When small groups of workers gather to make decisions, all of them want a chance to share their opinions, and that's not a bad idea, says Randall Peterson, assistant professor of organizational behavior at Cornell University's Johnson Graduate School of Management.
Yet letting all group members have as much "air time" as they want can backfire, both for the decision-making process and the group's leader, according to a new study by Peterson, "Can You Have Too Much of a Good Thing? The Limits of Voice for Improving Satisfaction with Leaders," published in the February 1999 issue of the journal Personality and Social Psychology. The study suggests ways that all small groups, from business meetings to family dinner-table conferences, can function more efficiently.
When members of small groups have the opportunity to express their opinions, they are more likely to feel the decision-making process is fair. And they are more likely to support ultimate decisions made by leaders or authorities. Yet as anyone who has led a business meeting knows, a free-speaking environment can stymie the decision-making process.

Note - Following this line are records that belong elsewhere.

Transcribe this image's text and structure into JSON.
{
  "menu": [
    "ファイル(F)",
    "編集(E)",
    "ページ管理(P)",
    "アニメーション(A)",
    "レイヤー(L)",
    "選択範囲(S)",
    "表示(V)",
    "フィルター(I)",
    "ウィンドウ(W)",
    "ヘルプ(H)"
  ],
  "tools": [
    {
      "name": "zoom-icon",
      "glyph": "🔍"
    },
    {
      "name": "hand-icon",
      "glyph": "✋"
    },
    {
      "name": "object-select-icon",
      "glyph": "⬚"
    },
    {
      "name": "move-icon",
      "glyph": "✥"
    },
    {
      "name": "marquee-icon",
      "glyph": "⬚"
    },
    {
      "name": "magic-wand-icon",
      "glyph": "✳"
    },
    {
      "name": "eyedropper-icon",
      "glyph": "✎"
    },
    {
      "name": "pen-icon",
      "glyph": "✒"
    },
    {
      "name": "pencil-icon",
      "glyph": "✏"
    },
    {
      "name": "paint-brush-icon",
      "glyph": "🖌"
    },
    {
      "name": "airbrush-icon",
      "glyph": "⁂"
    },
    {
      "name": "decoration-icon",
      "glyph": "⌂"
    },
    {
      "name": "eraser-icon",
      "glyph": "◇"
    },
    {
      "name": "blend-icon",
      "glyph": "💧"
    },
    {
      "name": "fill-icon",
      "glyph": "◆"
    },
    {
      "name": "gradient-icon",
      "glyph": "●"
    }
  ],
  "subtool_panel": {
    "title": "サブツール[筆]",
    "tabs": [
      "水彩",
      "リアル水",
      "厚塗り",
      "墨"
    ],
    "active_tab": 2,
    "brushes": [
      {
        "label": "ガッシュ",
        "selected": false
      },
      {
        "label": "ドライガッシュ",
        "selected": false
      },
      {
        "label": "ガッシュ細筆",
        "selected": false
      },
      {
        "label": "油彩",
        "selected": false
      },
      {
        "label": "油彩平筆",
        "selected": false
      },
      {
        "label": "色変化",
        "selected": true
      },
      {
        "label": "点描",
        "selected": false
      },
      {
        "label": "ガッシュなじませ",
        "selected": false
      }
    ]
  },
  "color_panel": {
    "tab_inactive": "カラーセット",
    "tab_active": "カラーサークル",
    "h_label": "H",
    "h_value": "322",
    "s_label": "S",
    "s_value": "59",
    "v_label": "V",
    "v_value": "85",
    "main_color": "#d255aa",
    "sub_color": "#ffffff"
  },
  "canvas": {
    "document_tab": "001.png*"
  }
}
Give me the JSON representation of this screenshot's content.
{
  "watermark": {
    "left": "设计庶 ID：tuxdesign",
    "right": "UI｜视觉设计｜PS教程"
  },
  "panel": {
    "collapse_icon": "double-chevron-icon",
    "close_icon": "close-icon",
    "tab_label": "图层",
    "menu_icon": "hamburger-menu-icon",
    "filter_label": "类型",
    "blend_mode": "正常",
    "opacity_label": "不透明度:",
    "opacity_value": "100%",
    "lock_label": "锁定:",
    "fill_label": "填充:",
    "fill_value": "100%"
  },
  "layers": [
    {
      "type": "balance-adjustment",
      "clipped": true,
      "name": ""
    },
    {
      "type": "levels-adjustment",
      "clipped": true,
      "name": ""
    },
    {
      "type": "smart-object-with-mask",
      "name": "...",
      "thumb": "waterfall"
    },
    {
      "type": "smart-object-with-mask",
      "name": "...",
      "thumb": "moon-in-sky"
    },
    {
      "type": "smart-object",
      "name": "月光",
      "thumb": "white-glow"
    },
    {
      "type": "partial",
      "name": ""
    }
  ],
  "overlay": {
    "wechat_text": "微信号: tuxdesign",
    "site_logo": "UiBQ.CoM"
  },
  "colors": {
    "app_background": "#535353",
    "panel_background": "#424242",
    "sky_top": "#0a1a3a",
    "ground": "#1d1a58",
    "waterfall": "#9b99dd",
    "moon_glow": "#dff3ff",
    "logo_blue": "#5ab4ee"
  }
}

Peterson's research aimed to identify some of the situations in which small group "free speech" is best reined in by leaders. His experiment created small decision-making groups in which group leaders manipulated opportunities for members to speak out, as well as the way the groups arrived at a decision.
The lessons for leaders lie in the dynamics of the groups in which members decided by consensus. Peterson introduced a confederate to these groups, who insisted on decisions that were fundamentally different from those embraced by other members. When the maverick brought the group to a stalemate, members' satisfaction with the decision-making process declined significantly, even though every member was given full voice in the proceedings.
Leaders bore the brunt of the groups' displeasure. Members blamed them for not intervening to stop the maverick from dominating the discussion. They also disliked the mavericks in general, even when they weren't holding the groups hostage.
Consensus decision making has its place, since it results in greater satisfaction and acceptance among group members. But it doesn't work when members have fundamental differences, Peterson says. The challenge for leaders is to determine when simple conflicts can be resolved through discussion, or when core differences are present.
"Can You Have Too Much of a Good Thing? The Limits of Voice for Improving Satisfaction with Leaders" is one of a number of studies on leadership and small group dynamics by Randall Peterson of the Johnson Graduate School of Management at Cornell. For more information, contact Shannon Dortch, the Johnson School's communications and media relations officer at (607) 255-6417; e-mail firstname.lastname@example.org.